MacRumors forum member, in the first comment after the announcement of new MacBook Pros:
Well, I’m sure I’ll be attacked for this, but I’m gonna say it anyway:
Tiny harddrive, barely enough RAM (and not upgradable to the “enough” level), no dedicated graphics, only dual-core processors. It certainly isn’t bad, but Apple just took the “pro” out of the 13-inch line. And come on – it’s freaking expensive. […]
The 13” is NOT a pro device in my opinion. It’s more like a beefed-up and slightly heavier MacBook Air. For that, it just costs way too much.
This isn’t a new comment. This was posted 4 years ago, in response to the last major MacBook Pro redesign. Déjà vu.
A lot of criticism about the Macbook Pro updated have been about the removal of the SD-card, the removal of the MagSafe adapter and the removal of USB-A ports. The claim is that “professional” users need all of these things. As users, we have to understand that not all user needs are the same. I consider myself a professional user, yet I have never once used the SD-card on my Macbook Pro. I’m writing this sitting in my couch under a blanket (suffering from severe man-flu) and I’m irritated by the fact that the MagSafe keeps getting ripped out every time I slightly adjust how I’m sitting. In fact, I’m totally irritated that it always seems to be placed on the wrong side of the computer in relation to my power outlet. Yes, I do have to get dongles for my coming Macbook Pro but not anymore dongles than what I currently use; I give a lot of presentations in rooms where they only have VGA projectors. Would I have preferred them to include a VGA port? No. That’s not where the future is and the same goes for USB-A. So I’ll choose to live with a couple of dongles and lightning headphones until the rest of the world catches up. The fact is that if companies like Apple didn’t actively push things forward, nothing would change. The change might be uncomfortable, but sometimes it’s better to just rip the bandaid off. No product will be right for everyone’s specific needs. We have to live with that.

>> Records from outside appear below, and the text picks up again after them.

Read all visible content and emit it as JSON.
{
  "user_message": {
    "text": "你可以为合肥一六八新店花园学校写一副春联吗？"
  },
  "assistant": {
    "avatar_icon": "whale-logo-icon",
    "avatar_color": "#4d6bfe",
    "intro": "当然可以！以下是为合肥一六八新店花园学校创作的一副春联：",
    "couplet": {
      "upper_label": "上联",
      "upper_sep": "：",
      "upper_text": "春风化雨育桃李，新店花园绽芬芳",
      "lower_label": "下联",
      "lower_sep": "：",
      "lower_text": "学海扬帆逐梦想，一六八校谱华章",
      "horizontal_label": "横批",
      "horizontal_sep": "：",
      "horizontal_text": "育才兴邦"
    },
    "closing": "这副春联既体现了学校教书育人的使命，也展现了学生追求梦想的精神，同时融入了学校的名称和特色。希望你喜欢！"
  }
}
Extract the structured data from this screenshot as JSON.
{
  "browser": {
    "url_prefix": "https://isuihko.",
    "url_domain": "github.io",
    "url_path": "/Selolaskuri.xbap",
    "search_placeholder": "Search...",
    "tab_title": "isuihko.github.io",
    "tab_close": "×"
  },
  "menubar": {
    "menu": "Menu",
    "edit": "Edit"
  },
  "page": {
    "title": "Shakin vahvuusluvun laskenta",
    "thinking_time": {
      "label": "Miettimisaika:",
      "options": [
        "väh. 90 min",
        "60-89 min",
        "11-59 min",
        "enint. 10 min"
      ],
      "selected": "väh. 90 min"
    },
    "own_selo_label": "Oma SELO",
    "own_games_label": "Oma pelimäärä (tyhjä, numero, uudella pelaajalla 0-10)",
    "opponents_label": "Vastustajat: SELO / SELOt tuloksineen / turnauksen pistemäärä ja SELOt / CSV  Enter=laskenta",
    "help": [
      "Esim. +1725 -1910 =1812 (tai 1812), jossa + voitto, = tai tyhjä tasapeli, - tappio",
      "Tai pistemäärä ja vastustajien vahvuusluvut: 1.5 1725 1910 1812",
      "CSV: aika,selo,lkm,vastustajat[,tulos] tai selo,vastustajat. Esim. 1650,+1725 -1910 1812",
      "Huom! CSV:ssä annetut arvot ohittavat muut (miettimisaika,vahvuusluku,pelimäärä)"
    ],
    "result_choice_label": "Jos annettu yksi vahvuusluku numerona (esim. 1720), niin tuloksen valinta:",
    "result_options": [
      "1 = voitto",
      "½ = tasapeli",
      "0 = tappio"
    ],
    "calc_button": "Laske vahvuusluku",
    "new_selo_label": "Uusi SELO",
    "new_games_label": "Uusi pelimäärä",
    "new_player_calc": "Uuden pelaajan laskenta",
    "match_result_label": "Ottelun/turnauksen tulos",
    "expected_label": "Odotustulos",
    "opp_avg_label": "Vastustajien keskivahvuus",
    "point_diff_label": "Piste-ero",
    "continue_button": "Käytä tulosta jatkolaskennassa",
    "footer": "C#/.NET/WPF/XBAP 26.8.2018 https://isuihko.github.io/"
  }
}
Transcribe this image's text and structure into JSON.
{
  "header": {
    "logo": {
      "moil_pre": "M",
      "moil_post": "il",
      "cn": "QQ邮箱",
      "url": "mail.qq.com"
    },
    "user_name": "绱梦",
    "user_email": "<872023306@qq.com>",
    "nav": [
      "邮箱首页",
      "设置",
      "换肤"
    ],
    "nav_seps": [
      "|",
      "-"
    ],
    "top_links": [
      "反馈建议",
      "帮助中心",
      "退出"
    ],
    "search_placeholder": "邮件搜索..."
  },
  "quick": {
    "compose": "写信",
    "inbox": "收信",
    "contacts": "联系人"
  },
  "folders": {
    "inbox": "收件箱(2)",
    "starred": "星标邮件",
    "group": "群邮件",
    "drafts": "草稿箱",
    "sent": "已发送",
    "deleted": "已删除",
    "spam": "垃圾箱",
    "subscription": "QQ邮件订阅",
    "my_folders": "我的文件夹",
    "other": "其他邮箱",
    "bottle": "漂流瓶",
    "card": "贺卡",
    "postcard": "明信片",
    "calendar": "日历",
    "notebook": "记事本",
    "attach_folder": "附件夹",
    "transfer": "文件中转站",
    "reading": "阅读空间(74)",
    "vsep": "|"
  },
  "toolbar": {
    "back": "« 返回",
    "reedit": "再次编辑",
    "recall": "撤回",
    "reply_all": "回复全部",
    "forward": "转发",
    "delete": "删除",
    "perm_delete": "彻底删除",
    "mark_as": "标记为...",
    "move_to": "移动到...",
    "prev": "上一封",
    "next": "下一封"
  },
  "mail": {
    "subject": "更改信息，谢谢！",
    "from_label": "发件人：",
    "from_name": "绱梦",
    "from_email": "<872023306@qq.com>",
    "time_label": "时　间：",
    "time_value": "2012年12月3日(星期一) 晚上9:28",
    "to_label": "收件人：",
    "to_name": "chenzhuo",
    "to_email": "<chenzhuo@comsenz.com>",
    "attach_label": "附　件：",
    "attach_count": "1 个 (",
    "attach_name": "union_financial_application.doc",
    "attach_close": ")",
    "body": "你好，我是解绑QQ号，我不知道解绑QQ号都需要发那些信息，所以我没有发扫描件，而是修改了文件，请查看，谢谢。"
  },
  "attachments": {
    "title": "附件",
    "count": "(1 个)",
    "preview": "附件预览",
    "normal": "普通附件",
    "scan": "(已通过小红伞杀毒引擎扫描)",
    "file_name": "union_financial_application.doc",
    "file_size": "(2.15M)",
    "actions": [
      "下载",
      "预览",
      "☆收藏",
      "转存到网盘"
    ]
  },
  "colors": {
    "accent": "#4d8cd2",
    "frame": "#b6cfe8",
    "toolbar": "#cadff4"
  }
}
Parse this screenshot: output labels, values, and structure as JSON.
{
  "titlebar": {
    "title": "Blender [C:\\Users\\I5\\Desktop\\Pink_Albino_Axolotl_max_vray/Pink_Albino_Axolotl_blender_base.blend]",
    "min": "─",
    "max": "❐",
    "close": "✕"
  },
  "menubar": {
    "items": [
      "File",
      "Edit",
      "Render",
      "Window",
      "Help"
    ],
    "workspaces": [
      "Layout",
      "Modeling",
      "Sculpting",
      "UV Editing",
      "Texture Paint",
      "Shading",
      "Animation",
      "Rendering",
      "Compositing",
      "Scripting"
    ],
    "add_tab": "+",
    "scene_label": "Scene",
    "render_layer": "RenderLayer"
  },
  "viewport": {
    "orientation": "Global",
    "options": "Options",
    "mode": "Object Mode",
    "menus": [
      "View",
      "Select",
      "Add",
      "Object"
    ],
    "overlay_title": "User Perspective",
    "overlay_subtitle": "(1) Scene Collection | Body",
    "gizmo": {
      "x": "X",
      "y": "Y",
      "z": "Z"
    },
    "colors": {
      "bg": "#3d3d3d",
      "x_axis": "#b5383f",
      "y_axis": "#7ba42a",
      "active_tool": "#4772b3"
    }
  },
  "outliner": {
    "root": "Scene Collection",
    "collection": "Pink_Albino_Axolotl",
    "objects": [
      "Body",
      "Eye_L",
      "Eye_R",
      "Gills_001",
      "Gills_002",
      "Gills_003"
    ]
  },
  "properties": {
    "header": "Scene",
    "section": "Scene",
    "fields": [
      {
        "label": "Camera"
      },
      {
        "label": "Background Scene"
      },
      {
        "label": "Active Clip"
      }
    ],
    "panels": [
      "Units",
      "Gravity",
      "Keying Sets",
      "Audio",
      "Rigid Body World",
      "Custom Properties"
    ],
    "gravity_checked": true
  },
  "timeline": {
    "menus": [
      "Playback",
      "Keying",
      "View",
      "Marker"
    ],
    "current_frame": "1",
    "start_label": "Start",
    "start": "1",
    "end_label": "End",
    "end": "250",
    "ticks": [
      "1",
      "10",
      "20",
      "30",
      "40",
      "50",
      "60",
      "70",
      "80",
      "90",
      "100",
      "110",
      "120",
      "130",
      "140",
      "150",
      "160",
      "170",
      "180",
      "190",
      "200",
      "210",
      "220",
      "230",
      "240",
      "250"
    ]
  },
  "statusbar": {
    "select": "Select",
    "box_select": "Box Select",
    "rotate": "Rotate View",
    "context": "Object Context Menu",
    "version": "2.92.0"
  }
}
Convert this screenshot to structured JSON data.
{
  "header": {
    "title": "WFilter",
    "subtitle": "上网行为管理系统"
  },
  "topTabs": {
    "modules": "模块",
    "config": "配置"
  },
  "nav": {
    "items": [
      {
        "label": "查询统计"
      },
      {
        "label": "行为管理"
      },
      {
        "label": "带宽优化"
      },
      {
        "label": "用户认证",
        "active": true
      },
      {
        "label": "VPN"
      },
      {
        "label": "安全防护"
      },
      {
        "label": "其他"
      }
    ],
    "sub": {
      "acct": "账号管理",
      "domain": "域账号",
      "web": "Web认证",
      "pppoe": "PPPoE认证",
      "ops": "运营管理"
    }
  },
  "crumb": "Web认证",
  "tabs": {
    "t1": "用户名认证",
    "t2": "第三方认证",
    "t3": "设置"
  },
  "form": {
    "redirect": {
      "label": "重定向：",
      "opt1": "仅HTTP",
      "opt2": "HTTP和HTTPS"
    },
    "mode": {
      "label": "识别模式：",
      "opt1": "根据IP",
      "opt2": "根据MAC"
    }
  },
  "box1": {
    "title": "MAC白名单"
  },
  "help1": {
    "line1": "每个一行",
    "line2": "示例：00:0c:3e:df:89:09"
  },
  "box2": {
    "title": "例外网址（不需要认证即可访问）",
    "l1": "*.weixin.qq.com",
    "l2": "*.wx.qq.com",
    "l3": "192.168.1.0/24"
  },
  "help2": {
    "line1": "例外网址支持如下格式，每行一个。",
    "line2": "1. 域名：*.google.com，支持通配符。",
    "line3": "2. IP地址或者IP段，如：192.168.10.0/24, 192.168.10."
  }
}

Chuq von Rospach:
A lot of it boils down to this concept:
We demand Apple innovate, but we insist they don’t change anything.
The same applies to your brand. Your users want you to innovate, but they’ll also want to keep everything just as it is. That’s their comfort zone. The transition between the two stages can be tough, but unless you’re willing to make that transition your product will not survive the next years.